  25. HB 0103 on “corner crossing” is of concern to me. Very wealthy absentee landlords have purchased vast quanties of land in Wyoming. The corner crossing bill locks up tens of thousands of public lands along the Union Pacific Corridor in southern Wyoming as well as vast amounts of BLM and state lands elsewhere. The “Elk Mountain Ranch”, the “Overland Trail Properties” west of Elk Mountain are just two examples. These properties were purchased by absentee billionaires that allow no trespass except to wealthy clients. The problem is the ranch or properties are doubled in size because every other section is public. They get twice the ranch, pay half the property taxes and get to pay $1.35 per AUM on the land they lease for a song from the governmants involved. What a sweet deal! They actually get their cake and eat it too. This bill is a travesty for Wyoming hunters, fishermen, and all other outdoor recreationists to enjoy our public lands. Futhermore can floaters, fishermen, canoers, tubers, all be fined for floating over private land? How high up does their private property rights go? A Foot? Ten feet? A mile? Can I land a plane?
    A lot if issues need to be sorted out before a passage of a bill like this. Private propery owners have their rights but so do we Wyoming citizens have a right to use OUR public lands.

  26. The state should have & enforce a right of way at these corners that allow free access to public property by “We the People” who own these lands.

  27. Absurd , that anybody other then a country can own airspace. Wyoming needs to start sticking up for its citizens and the sportsmen. NOT the special interest groups with the money. It is public land, so quit denying us access to it,
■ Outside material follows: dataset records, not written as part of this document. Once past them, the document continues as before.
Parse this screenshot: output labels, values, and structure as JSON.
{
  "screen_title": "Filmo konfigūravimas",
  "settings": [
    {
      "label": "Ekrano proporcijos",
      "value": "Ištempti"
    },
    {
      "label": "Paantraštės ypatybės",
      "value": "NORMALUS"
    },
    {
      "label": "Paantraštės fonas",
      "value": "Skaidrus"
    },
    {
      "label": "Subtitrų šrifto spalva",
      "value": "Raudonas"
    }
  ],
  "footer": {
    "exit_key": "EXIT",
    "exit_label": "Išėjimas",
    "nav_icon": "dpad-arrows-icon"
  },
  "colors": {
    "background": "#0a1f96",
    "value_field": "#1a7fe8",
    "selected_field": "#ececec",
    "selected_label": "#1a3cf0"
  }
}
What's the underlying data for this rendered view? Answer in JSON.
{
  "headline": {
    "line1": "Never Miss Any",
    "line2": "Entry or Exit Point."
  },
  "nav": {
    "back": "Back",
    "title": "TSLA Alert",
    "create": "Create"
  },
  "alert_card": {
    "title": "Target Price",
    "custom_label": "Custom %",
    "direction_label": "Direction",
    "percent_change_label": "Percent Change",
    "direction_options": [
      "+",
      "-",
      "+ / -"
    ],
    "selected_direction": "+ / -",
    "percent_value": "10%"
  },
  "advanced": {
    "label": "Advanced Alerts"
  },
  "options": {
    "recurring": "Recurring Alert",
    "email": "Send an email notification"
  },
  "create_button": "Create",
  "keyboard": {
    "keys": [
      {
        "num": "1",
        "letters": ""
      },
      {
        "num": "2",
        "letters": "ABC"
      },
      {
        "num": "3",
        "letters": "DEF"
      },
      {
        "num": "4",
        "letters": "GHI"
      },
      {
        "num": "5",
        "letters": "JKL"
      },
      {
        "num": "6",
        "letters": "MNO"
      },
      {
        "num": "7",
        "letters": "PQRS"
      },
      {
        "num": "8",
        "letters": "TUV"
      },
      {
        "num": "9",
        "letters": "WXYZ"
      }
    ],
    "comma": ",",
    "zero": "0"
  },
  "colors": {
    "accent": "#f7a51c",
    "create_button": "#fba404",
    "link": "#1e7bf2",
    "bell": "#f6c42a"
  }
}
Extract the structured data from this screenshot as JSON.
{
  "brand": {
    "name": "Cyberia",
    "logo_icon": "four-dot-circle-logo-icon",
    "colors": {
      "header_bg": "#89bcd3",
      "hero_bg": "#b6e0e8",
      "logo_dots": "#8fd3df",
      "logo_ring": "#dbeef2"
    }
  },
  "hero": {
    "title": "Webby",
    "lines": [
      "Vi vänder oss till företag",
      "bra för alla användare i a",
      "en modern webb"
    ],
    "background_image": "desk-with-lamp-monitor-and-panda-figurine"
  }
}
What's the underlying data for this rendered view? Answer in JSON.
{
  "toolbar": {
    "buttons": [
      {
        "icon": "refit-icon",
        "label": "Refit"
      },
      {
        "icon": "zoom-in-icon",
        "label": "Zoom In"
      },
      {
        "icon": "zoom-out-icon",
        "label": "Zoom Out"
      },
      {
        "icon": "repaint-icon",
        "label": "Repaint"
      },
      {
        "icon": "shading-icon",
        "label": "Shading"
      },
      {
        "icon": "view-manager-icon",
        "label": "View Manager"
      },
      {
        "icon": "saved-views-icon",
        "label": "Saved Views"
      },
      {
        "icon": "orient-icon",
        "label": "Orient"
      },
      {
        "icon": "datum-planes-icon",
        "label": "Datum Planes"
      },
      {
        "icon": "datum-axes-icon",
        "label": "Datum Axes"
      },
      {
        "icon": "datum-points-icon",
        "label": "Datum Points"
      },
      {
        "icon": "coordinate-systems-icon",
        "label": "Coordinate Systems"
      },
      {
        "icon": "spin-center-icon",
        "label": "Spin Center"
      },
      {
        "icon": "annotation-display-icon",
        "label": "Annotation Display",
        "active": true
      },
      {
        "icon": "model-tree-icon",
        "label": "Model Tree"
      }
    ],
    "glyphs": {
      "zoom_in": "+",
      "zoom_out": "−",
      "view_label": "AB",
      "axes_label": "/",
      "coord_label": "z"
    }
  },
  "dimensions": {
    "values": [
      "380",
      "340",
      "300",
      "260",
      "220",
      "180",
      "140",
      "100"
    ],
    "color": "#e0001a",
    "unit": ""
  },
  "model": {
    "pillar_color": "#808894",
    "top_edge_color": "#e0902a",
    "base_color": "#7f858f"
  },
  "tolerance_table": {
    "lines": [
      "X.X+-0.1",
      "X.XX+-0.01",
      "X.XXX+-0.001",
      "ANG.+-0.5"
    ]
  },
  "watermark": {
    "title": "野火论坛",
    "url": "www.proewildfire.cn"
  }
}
  28. Look. It’s obvious that some here in Wyoming “are for sale”….this includes state reps from Riverton to Buffalo and let’s not fail to mention, County Attorneys in Carbon County. It’s also obvious that the Carbon County Attorney is a shill for the Elk Mountain Ranch and is going to “pile it on” with more charges. Very curious, though, why there hasn’t been charges filed against Elk Mountain employees for hunter harassment? This harassment was out in the open, recorded and “in your face” blatant. Instead of being the “Cowboy State” ole’ Wyoming might just end up earning the moniker “Sellout State”. To fix things and get the citizens back to full title of ownership of the state, we need to expose these turncoats and throw the bums out come election time

  29. Take away all the fluff and what is really at stake is the desire for private landowners to control public lands they don’t own. The apparent fact that they harassed hunters who were using those lands demonstrates their attitude that public lands belong to them, not the public.

  30. The river paddling reference is one worth examining in detail. It provides an example of a key exception to private property access. A paddler is allowed to land, exit their boat, scout, and if needed, portage around river hazards on private property. These are typically fences strung across creeks and rivers. Thus exceptions for traversing private property without the owners consent for recreational use are clearly recognized by courts in many states.

    1. Flowing water is a resource of the State and the people of the State. It is not considered “real property “ as the boundaries are constantly moving and difficult to survey.
      You are incorrect in respect to getting out of the boat. You must remain in the boat at all times, unless you need to maneuver around an obstacle.

      1. Water being a resource or not, when floating over private land a person is in the landowners air space, which you seem to think is so critical in the corner crossing case. Point is, there are exceptions not listed in statute.